*** Opening Supplied material ***

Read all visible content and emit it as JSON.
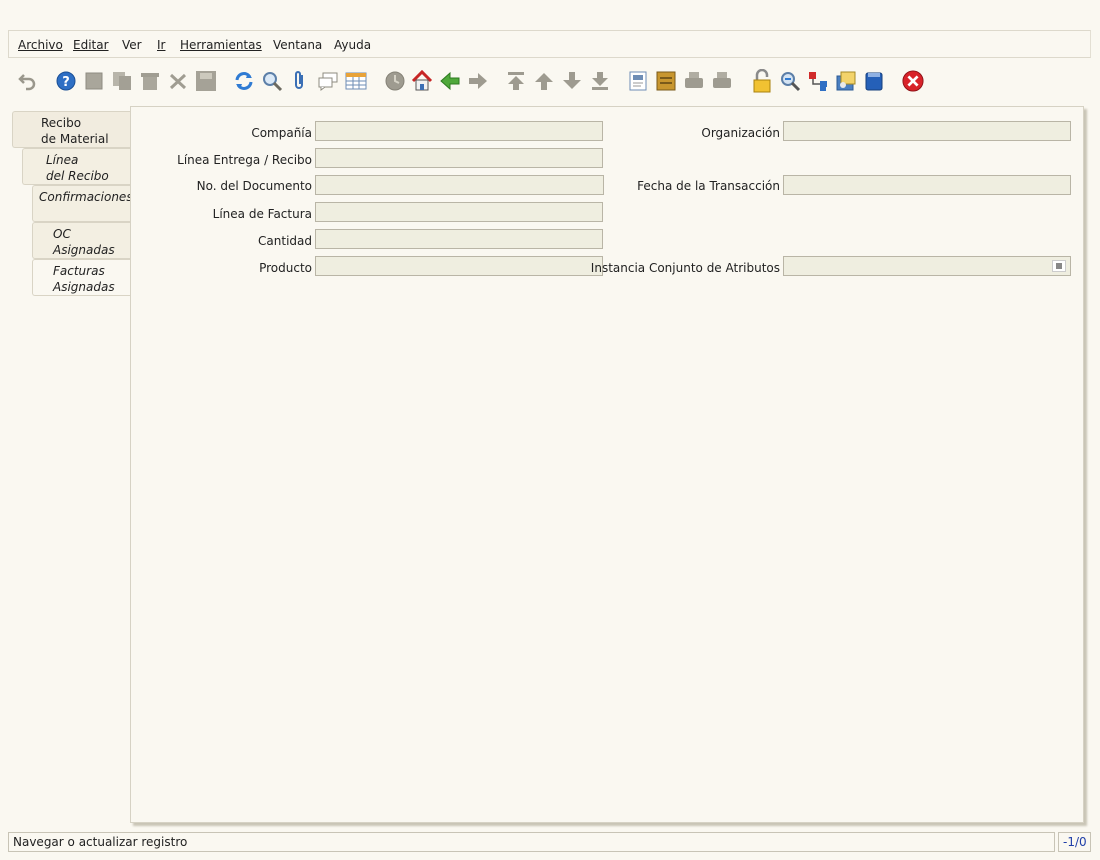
{
  "menu": {
    "archivo": "Archivo",
    "editar": "Editar",
    "ver": "Ver",
    "ir": "Ir",
    "herramientas": "Herramientas",
    "ventana": "Ventana",
    "ayuda": "Ayuda"
  },
  "toolbar_icons": [
    "undo-icon",
    "help-icon",
    "new-record-icon",
    "copy-record-icon",
    "delete-icon",
    "delete-selection-icon",
    "save-icon",
    "refresh-icon",
    "find-icon",
    "attachment-icon",
    "chat-icon",
    "grid-toggle-icon",
    "history-icon",
    "home-icon",
    "back-icon",
    "forward-icon",
    "first-record-icon",
    "previous-record-icon",
    "next-record-icon",
    "last-record-icon",
    "report-icon",
    "archive-icon",
    "print-preview-icon",
    "print-icon",
    "lock-icon",
    "zoom-across-icon",
    "workflow-icon",
    "requests-icon",
    "product-info-icon",
    "exit-icon"
  ],
  "tabs": [
    {
      "line1": "Recibo",
      "line2": "de Material"
    },
    {
      "line1": "Línea",
      "line2": "del Recibo"
    },
    {
      "line1": "Confirmaciones",
      "line2": ""
    },
    {
      "line1": "OC",
      "line2": "Asignadas"
    },
    {
      "line1": "Facturas",
      "line2": "Asignadas"
    }
  ],
  "form": {
    "compania": {
      "label": "Compañía",
      "value": ""
    },
    "organizacion": {
      "label": "Organización",
      "value": ""
    },
    "linea_entrega": {
      "label": "Línea Entrega / Recibo",
      "value": ""
    },
    "no_documento": {
      "label": "No. del Documento",
      "value": ""
    },
    "fecha_transaccion": {
      "label": "Fecha de la Transacción",
      "value": ""
    },
    "linea_factura": {
      "label": "Línea de Factura",
      "value": ""
    },
    "cantidad": {
      "label": "Cantidad",
      "value": ""
    },
    "producto": {
      "label": "Producto",
      "value": ""
    },
    "instancia": {
      "label": "Instancia Conjunto de Atributos",
      "value": ""
    }
  },
  "status": {
    "message": "Navegar o actualizar registro",
    "record_count": "-1/0"
  },
  "colors": {
    "background": "#faf8f1",
    "field_background": "#efeee0",
    "record_count_text": "#1f3ea8",
    "exit_red": "#d8232a"
  }
}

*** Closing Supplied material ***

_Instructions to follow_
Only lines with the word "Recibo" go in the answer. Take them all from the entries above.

_Answer space_
      "line1": "Recibo",
      "line2": "del Recibo"
      "label": "Línea Entrega / Recibo",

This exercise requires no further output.